## [Work instruction]
Line by line, print the records exactly, and keep images out of the copy.

____________________

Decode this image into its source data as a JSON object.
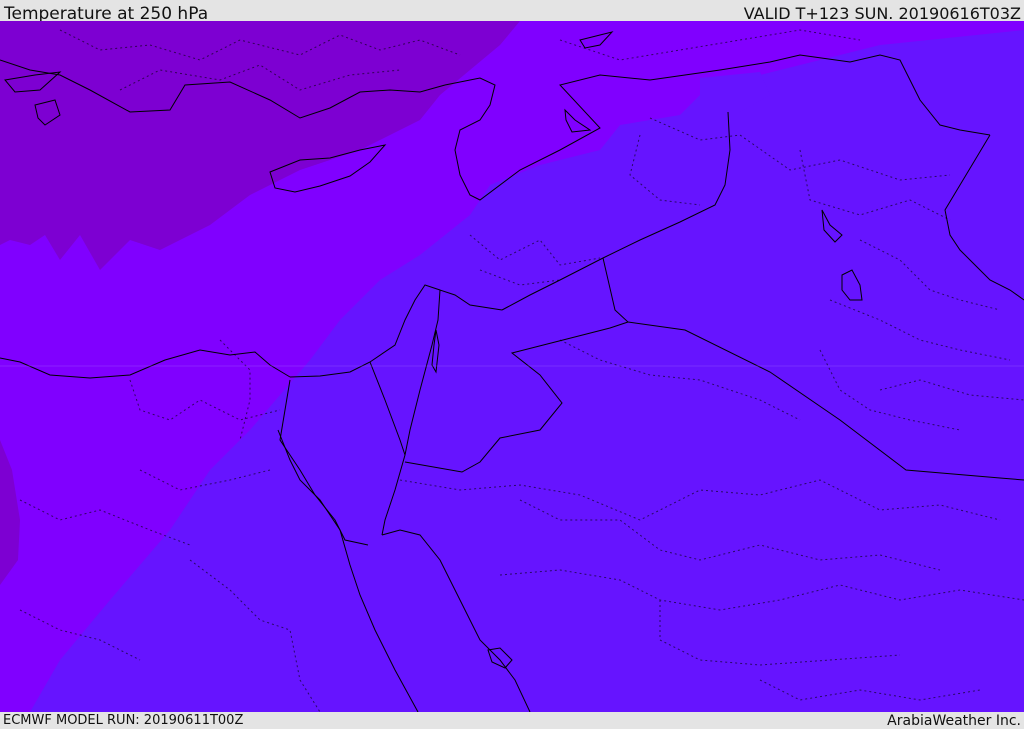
{
  "header": {
    "title": "Temperature at 250 hPa",
    "valid_time": "VALID T+123 SUN. 20190616T03Z"
  },
  "footer": {
    "model_run": "ECMWF MODEL RUN: 20190611T00Z",
    "credit": "ArabiaWeather Inc."
  },
  "map": {
    "colors": {
      "band_coldest": "#7d00d2",
      "band_cold": "#8000ff",
      "band_warm": "#6614ff",
      "border": "#000000"
    }
  }
}
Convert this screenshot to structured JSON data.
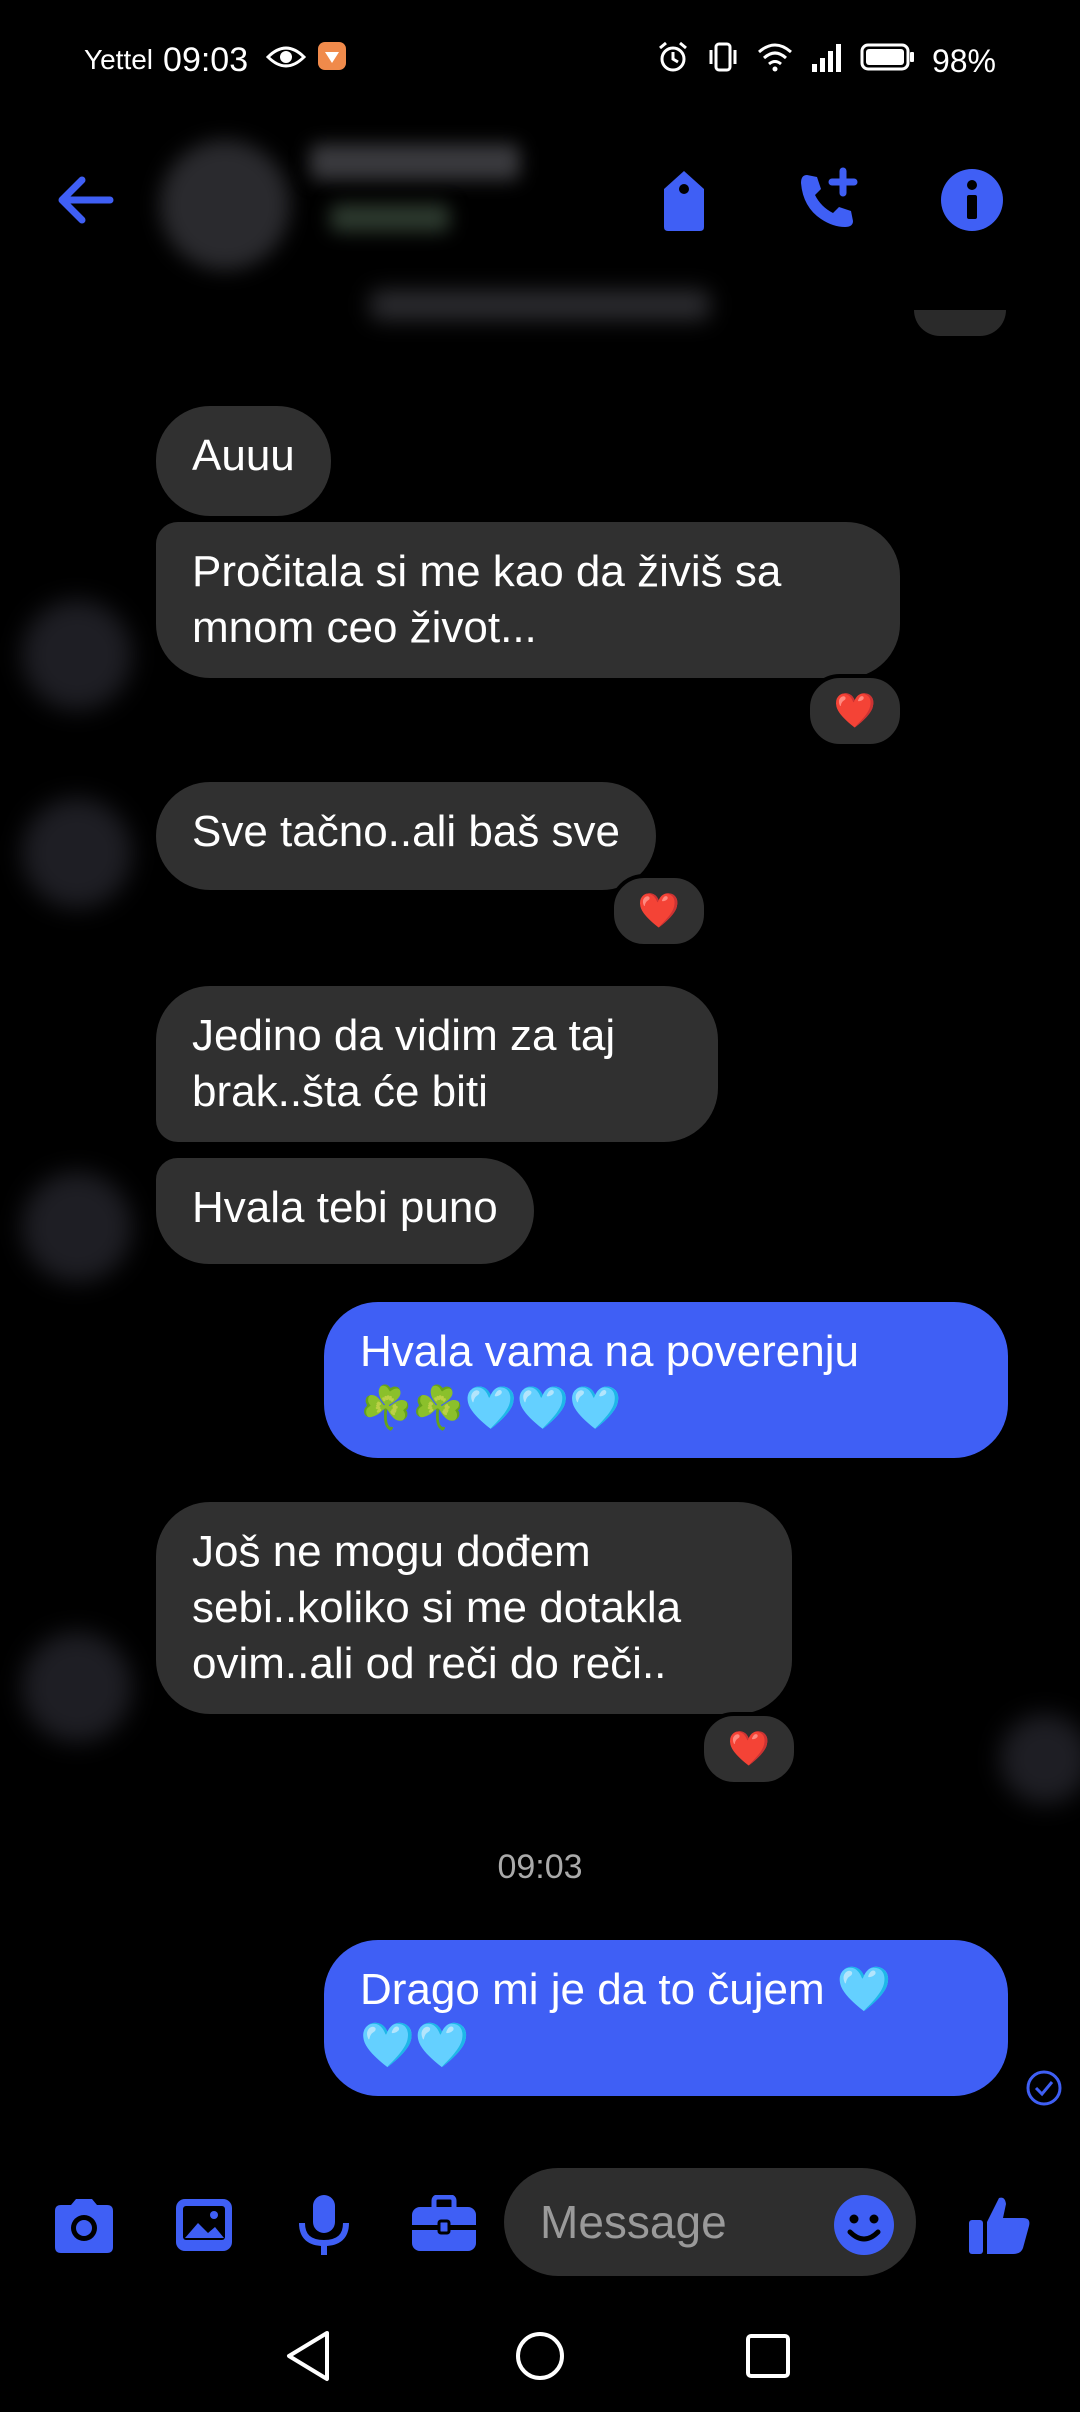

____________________

## [Solution]
Decode this image into its source data as a JSON object.
{
  "header": {
    "title": "Temperature at 250 hPa",
    "valid_time": "VALID T+123 SUN. 20190616T03Z"
  },
  "footer": {
    "model_run": "ECMWF MODEL RUN: 20190611T00Z",
    "credit": "ArabiaWeather Inc."
  },
  "map": {
    "colors": {
      "band_coldest": "#7d00d2",
      "band_cold": "#8000ff",
      "band_warm": "#6614ff",
      "border": "#000000"
    }
  }
}
Convert this screenshot to structured JSON data.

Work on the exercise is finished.